Data records
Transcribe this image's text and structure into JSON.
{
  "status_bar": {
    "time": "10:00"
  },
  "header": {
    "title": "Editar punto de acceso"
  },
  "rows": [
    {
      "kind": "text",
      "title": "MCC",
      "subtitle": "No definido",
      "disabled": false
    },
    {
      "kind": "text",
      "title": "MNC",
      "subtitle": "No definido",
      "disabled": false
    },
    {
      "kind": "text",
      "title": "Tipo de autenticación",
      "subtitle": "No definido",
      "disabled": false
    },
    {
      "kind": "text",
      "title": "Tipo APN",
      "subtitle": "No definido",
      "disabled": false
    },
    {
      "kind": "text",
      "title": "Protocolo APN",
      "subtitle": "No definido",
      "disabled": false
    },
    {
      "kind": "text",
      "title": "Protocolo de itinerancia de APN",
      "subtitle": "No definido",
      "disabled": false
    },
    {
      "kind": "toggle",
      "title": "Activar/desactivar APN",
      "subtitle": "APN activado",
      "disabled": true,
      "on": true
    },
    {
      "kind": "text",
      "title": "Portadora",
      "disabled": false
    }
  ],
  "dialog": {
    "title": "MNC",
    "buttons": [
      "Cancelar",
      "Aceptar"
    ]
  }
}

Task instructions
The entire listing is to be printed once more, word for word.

Task result
Transcribe this image's text and structure into JSON.
{
  "status_bar": {
    "time": "10:00"
  },
  "header": {
    "title": "Editar punto de acceso"
  },
  "rows": [
    {
      "kind": "text",
      "title": "MCC",
      "subtitle": "No definido",
      "disabled": false
    },
    {
      "kind": "text",
      "title": "MNC",
      "subtitle": "No definido",
      "disabled": false
    },
    {
      "kind": "text",
      "title": "Tipo de autenticación",
      "subtitle": "No definido",
      "disabled": false
    },
    {
      "kind": "text",
      "title": "Tipo APN",
      "subtitle": "No definido",
      "disabled": false
    },
    {
      "kind": "text",
      "title": "Protocolo APN",
      "subtitle": "No definido",
      "disabled": false
    },
    {
      "kind": "text",
      "title": "Protocolo de itinerancia de APN",
      "subtitle": "No definido",
      "disabled": false
    },
    {
      "kind": "toggle",
      "title": "Activar/desactivar APN",
      "subtitle": "APN activado",
      "disabled": true,
      "on": true
    },
    {
      "kind": "text",
      "title": "Portadora",
      "disabled": false
    }
  ],
  "dialog": {
    "title": "MNC",
    "buttons": [
      "Cancelar",
      "Aceptar"
    ]
  }
}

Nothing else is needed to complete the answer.